Dr. Lily Wachter is the CFO of Biomason. She has focused her career on carbon reduction and sustainable development and has spent the past decade leading finance teams at organizations that share these goals. Her experience prior to Biomason included CFO roles at Edeniq, a venture-backed biofuel technology company, and the Fresno Chaffee Zoo. She holds a B.A. in earth and environmental science and a Ph.D. in sustainable development, both of which she received from Columbia University.

Miranda Wang photo

Miranda Wang

Miranda Wang is a venture-backed climate tech entrepreneur building the most innovative plastic transformation company. She is the Co-founder and CEO of Novoloop, a low-carbon advanced upcycling and sustainable materials provider that upgrades common plastic waste into performance materials. Miranda’s dream is to build healthy organizations that make our world a better place.

Joe Luttwak photo

Joe Luttwak

Joe Luttwak is the Founder and CEO of Lingrove. Trained as a product designer, he is a serial entrepreneur, with three successful ventures under his belt as well as extensive experience in product design and development at top-tier global product and manufacturing companies like Ferrari. He has invented a composite technology, Ekoa®, that can replace wood in almost any application with a high-performance, carbon-negative carbon fiber that has a higher strength-to-weight ratio than steel.

Alex Kopelyan photo

Alex Kopelyan

As Senior Director and Partner at IndieBio, Alex Kopelyan is responsible for managing all of the day-to-day operations associated with the program, demo day, and the alumni network. He works closely with teams during the program on customer discovery and sales, as well as with investors, press, and partners to build and sustain the IndieBio ecosystem.
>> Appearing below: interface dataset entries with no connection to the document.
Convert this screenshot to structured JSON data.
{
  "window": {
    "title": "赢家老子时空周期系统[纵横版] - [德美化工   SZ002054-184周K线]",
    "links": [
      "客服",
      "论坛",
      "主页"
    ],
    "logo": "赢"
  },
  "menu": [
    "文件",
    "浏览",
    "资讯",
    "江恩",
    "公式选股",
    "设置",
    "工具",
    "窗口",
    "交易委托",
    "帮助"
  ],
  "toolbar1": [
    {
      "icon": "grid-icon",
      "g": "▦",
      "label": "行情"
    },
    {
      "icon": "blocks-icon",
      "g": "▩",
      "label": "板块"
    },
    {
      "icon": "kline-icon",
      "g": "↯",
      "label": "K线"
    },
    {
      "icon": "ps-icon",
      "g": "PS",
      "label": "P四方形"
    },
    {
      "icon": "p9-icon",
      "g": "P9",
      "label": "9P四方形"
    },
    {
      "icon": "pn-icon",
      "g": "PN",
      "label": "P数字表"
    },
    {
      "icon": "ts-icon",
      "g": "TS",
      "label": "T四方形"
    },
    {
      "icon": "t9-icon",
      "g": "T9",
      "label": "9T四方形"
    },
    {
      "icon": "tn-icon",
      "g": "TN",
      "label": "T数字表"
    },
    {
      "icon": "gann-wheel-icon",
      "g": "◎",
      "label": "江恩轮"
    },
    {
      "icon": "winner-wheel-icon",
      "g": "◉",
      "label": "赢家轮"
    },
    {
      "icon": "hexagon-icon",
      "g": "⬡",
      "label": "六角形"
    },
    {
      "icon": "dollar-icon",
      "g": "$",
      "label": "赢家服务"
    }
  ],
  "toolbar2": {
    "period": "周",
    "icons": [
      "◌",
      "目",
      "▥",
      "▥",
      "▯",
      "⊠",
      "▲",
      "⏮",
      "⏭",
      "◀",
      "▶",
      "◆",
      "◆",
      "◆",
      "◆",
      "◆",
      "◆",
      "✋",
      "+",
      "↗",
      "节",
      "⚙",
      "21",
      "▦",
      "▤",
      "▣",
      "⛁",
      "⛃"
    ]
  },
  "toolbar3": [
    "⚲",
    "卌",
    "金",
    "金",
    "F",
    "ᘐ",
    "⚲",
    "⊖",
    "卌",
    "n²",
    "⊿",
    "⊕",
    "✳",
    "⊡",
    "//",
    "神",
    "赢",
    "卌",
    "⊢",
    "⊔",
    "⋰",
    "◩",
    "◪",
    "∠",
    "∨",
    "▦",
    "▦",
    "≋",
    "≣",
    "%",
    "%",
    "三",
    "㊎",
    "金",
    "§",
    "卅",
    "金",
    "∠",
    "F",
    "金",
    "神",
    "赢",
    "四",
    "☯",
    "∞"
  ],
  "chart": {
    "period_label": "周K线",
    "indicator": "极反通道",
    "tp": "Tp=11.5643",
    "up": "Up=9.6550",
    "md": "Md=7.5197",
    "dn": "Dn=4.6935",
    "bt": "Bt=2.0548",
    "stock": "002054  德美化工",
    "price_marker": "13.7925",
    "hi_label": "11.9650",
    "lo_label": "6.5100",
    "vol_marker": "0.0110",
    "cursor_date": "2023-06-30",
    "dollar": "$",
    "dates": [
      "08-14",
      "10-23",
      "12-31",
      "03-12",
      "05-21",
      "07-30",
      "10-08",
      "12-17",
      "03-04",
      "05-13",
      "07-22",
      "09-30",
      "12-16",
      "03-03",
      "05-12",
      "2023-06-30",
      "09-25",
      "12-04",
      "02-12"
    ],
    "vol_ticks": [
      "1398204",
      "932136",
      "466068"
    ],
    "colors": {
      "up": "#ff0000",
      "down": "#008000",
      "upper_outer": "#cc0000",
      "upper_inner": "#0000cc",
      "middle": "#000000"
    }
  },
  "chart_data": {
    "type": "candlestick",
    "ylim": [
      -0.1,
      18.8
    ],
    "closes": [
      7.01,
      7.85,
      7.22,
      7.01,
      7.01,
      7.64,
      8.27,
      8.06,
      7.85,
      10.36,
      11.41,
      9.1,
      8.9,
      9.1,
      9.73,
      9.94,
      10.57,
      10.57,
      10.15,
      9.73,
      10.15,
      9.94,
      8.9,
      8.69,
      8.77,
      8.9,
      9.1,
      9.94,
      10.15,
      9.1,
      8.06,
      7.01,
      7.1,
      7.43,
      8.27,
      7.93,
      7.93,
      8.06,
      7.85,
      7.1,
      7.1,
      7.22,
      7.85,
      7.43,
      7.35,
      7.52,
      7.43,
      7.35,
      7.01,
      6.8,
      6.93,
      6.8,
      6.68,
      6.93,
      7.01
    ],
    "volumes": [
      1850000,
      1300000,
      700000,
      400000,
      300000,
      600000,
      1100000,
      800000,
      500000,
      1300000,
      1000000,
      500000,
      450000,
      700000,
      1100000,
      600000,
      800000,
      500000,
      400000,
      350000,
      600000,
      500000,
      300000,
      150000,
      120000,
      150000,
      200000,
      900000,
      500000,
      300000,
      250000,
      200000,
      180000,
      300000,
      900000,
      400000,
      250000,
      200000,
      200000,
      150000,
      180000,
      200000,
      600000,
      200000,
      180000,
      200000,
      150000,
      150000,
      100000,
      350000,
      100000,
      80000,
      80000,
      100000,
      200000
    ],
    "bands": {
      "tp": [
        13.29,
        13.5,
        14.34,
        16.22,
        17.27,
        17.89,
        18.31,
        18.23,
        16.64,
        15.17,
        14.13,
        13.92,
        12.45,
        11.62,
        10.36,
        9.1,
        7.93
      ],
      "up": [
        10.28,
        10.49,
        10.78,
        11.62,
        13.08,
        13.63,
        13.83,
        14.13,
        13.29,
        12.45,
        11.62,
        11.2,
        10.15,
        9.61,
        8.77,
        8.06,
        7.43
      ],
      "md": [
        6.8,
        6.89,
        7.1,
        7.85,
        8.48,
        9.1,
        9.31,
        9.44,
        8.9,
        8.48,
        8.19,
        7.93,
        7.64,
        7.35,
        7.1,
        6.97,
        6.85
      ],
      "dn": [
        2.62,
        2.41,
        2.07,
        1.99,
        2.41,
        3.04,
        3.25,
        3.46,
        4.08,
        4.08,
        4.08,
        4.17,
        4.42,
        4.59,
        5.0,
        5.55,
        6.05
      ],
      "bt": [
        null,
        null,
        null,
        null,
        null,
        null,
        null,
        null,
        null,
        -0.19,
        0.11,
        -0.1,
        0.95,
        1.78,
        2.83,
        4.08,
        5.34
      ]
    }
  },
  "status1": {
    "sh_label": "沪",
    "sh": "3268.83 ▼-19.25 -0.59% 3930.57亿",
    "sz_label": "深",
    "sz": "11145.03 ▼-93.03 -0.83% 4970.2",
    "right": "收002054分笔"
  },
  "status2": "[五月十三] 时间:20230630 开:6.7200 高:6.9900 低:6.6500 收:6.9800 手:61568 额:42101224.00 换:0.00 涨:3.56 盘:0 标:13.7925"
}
Alex comes from a clinical background having earned a PharmD from the University of Iowa.

Yishan Wong photo

Yishan Wong

Yishan Wong is bringing Silicon Valley’s expertise in scaling to the climate movement. Dedicated to restoring the planet’s forests to solve climate change, Yishan leads Terraformation to build and deploy tools to tackle the largest bottlenecks to mass-scale reforestation. Terraformation’s technology includes off-grid seed banks that process and store millions of seeds, tracking and monitoring platforms to enable project transparency, solar-powered desalination, and more.

Etosha Cave photo

Dr. Etosha Cave

Dr. Etosha Cave is co-founder and CSO of Twelve, a new kind of chemical company built for the climate era that is making everyday products from air, not oil. Etosha is an Accel Innovation Scholar, an Echoing Green Fellow, and a Smithsonian Institution Innovator to Watch. Twelve was supported in their seed stage by Activate with an entrepreneurial fellowship at Lawrence Berkeley National Laboratory and by Elemental Excelerator.

Time De Chant photo

Tim De Chant

Tim De Chant is a senior climate reporter at TechCrunch and the founder of Future Proof, a publication covering climate and energy. He is also a lecturer in MIT’s Graduate Program in Science Writing and has written for Wired magazine, The Wire China, the Chicago Tribune, and NOVA Next, among others. De Chant was awarded a Knight Science Journalism Fellowship at MIT in 2018, and he received his doctorate in environmental science, policy, and management from the University of California, Berkeley.